_PROMPT:_ Whenever a line in the data below includes the string "name", copy it out.

★ ★ ★ ★ ★

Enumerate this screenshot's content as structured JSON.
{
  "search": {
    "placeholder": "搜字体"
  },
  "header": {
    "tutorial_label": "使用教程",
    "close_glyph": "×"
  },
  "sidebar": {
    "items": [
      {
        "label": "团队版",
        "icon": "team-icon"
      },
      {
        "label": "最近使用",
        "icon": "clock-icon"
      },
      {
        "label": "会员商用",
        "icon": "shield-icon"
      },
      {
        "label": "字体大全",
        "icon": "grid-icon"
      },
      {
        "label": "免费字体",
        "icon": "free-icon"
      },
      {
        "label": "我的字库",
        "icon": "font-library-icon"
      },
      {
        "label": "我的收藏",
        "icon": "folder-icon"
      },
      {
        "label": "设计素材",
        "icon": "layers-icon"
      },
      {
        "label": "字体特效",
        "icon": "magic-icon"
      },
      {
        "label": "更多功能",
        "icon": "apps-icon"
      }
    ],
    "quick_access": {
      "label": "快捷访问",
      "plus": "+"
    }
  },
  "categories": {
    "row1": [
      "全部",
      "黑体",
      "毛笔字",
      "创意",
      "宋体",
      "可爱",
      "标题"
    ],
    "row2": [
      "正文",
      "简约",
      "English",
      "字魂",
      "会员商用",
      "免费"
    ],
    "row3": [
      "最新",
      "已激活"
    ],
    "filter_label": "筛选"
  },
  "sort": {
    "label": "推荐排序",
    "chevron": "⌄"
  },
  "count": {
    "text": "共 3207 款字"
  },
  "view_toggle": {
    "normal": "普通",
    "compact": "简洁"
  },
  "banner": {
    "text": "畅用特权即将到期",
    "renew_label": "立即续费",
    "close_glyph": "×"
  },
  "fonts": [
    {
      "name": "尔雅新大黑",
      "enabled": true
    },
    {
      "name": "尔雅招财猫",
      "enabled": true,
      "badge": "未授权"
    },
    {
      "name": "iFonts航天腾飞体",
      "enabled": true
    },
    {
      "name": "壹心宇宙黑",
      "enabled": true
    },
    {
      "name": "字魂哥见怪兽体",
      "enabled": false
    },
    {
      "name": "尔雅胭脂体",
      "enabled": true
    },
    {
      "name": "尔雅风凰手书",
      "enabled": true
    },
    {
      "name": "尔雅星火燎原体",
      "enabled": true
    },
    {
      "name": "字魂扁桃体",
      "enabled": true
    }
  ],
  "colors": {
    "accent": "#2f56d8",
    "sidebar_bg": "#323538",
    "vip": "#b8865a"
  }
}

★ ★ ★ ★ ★

_TASK OUTPUT:_
      "name": "尔雅新大黑",
      "name": "尔雅招财猫",
      "name": "iFonts航天腾飞体",
      "name": "壹心宇宙黑",
      "name": "字魂哥见怪兽体",
      "name": "尔雅胭脂体",
      "name": "尔雅风凰手书",
      "name": "尔雅星火燎原体",
      "name": "字魂扁桃体",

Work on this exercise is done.